HRT? Weight gain?!
Hormone replacement and weight gain
When a woman reaches the age of forty, most often than not, she is close to menopausal stage. Hormone replacement therapy is a medical procedure that is given to postmenopausal women to prevent discomfort and lessen most health problems that comes with age. It is a short- term relief from menopausal symptoms such as irregular menstruation, hot flashes, and fat redistribution, among others. It is also seen as an effective treatment to prevent the risk of osteoporosis. The therapy includes a series of prescription medicines that are specifically works to increase hormone levels in both women and men. To name, the basic body hormones are estrogens and progesterone or in some rare cases, testosterone.
Hormone replacement therapy comes in different forms. It may come in tablets, ointment or cream. Dosage is varied for each patient. Make sure to check on your doctor first before purchasing anything. Usually one may just need the estrogen hormone or just the prostegins. In some cases the intake of both is advised. For men, androgen or testosterone is recommended for osteoporosis prevention and to heighten sexual libido.
There are certain health risks that are associated hormone replacement therapy. Oral intake of progestin and estrogen pills may increase risk of gallbladder and liver problems. Equine estrogens can also be a probable cause of heightened risk of breast caner or even uterus cancer. To some people it may also increase the risk of cardiovascular issues. That is why the American Heart Association released a guideline last February 4, 2004 mentioning that hormone replacement treatment should no longer claim that in can lower down the chances of acquiring cardiovascular disease.

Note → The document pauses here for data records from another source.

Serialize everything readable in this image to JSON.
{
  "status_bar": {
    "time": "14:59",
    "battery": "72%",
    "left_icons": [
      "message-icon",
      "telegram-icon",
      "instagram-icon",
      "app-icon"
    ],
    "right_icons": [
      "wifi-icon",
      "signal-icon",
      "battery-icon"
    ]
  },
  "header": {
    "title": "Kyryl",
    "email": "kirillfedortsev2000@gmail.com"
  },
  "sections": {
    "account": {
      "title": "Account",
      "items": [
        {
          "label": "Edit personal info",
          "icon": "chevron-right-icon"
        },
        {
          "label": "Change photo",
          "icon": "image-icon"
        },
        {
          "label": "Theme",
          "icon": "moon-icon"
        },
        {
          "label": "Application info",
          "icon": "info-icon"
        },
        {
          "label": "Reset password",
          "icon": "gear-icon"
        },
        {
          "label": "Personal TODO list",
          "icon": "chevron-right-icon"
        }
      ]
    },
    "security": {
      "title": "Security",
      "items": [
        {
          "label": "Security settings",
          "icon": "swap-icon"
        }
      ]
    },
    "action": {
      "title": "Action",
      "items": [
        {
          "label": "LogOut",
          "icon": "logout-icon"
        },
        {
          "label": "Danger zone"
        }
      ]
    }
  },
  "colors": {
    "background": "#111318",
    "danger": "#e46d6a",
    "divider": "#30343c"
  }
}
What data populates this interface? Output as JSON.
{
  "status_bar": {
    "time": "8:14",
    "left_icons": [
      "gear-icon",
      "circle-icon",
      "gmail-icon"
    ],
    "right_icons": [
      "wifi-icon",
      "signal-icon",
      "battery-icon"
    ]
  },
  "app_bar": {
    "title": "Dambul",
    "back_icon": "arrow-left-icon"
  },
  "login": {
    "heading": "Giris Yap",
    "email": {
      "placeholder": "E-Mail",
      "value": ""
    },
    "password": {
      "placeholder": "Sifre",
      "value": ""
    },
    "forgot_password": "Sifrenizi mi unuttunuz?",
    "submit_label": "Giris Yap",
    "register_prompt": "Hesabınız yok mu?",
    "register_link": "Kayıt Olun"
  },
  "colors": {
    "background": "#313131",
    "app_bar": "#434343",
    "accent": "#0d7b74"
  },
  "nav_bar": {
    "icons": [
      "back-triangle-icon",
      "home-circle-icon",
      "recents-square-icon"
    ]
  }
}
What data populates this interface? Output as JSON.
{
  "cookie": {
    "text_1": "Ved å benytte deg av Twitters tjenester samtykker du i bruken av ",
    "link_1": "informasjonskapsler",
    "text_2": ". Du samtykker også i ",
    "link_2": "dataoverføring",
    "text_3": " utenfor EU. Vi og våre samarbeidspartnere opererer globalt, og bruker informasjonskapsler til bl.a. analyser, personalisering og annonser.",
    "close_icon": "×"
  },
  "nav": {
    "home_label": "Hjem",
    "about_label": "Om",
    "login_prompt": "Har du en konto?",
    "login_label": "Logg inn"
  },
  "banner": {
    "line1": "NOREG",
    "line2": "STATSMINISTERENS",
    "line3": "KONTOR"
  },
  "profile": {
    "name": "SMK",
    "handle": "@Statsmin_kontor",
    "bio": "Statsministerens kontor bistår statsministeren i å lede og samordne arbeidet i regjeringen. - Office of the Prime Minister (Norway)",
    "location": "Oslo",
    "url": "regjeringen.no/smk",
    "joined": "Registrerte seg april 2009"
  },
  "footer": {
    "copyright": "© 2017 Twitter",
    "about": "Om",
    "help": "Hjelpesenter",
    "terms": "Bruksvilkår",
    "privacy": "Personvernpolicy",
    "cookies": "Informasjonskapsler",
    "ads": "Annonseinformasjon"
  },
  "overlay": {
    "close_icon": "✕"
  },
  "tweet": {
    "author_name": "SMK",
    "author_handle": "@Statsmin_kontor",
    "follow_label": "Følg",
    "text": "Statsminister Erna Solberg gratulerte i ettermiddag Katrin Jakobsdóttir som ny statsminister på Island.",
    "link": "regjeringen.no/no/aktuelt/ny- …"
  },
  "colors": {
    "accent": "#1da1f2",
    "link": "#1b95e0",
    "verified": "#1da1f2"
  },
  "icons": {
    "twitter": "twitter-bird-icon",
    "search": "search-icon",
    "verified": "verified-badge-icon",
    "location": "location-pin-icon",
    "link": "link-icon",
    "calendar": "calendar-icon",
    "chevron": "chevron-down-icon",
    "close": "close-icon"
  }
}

Lately, the debate arises whether being under hormone replacement therapy can cause reduced weight, especially for women. Because of this controversy, several clinical tests were done to specifically observe the connection between weight gain and home replac